A virtual world or networked virtual environment is a computer-generated space used as a metaphor for interaction. Entities, driven by users (avatars) or by computers (virtual objects), enter and leave the world, move from one virtual place to another, and interact in real-time. Shared virtual reality applications provide a similar perception of the same scene for any two entities. The system we are designing and building intends to be scalable to an unlimited number of users and accessible by any computer connected to the Internet. It does not make use of any server and is solely based on a network of peers. The goal is to allow fast travelling (teleportation) inside the virtual world by considering the underlying network topology.
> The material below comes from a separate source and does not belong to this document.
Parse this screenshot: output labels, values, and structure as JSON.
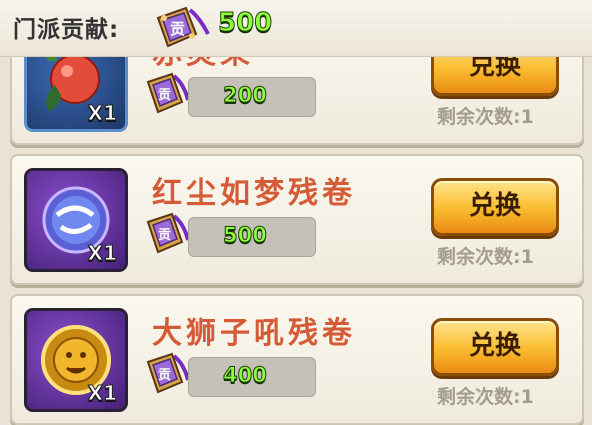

Peer-to-Peer systems have the interesting property of self-scaling,
which means that the amount of resources grows with the number of
participants. While there exist already a large number P2P systems for
file sharing, very little work has been done in the area of using P2P
systems for file backup. Typically, file back-up is done in a purely
centralized manner. Such an organization requires a large amount of
resources (disks, tape robot) and also some human intervention. On the
other hand there is an increasing number of PCs each equipped with a
local disk with a capacity of tens of Giga Bytes. The goal of our
research is to investigate how the local disks of a large number of
PCs can be organized in such a manner as to allow a highly reliable
file back-up system.
This research is supported by Microsoft Research Cambridge.
With the widespread availability of inexpensive broadband Internet
connections, a large number of bandwidth-intensive applications have now
become practical. This is the case of multimedia live streaming, for
which end-user's access connections once were the bottleneck. The
bottleneck is now mainly found on the server side, since the bandwidth
requirement at the server grows linearly with the size of the audience.
In the last few years research efforts have targeted the problem of
streaming content distribution, and mostly with a pure theoretical
approach. The goal of our research is to study and design a p2p live
streaming system that takes into account the inherent characteristics of
the Internet (uneven peer bandwidth distribution, common asymmetry
between inbound and outbound link capacities, position of the nodes in
the network) and of its users (variable willingness/ability to
cooperate) and exploits them to preserve the whole system's health and
to reward those peers who contribute.
This research is supported by France Telecom R+D.
We have analyzed BitTorrent, a very popular peer-to-peer application that allows distribution of very large contents to a large set of hosts. Our analysis of BitTorrent is based on measurements collected on a five months long period that involved thousands of peers. We assess the performance of the algorithms used in BitTorrent through several metrics. Our conclusions indicate that BitTorrent is a realistic and inexpensive alternative to the classical server-based content distribution.
Peer-to-peer networks have often been touted as the ultimate solution
to scalability. Cooperative content distribution is based on the
premise that the capacity of a network is as high as the sum of the
resources of its nodes: the more peers in the network, the higher its
aggregate bandwidth, and the better it can scale and serve new
peers. Such networks can thus spontaneously adapt to the demand by
taking advantage of available resources.
We evaluate the use of peer-to-peer networks for content distribution under various system assumptions, such as peer arrival rates, bandwidth capacities, cooperation strategies, or peer lifetimes. We argue that the self-scaling and self-organizing properties of cooperative networks pave the way for cost-effective, yet highly efficient and robust content distribution.
Two factors are crucial to the global effectiveness of the content distribution process: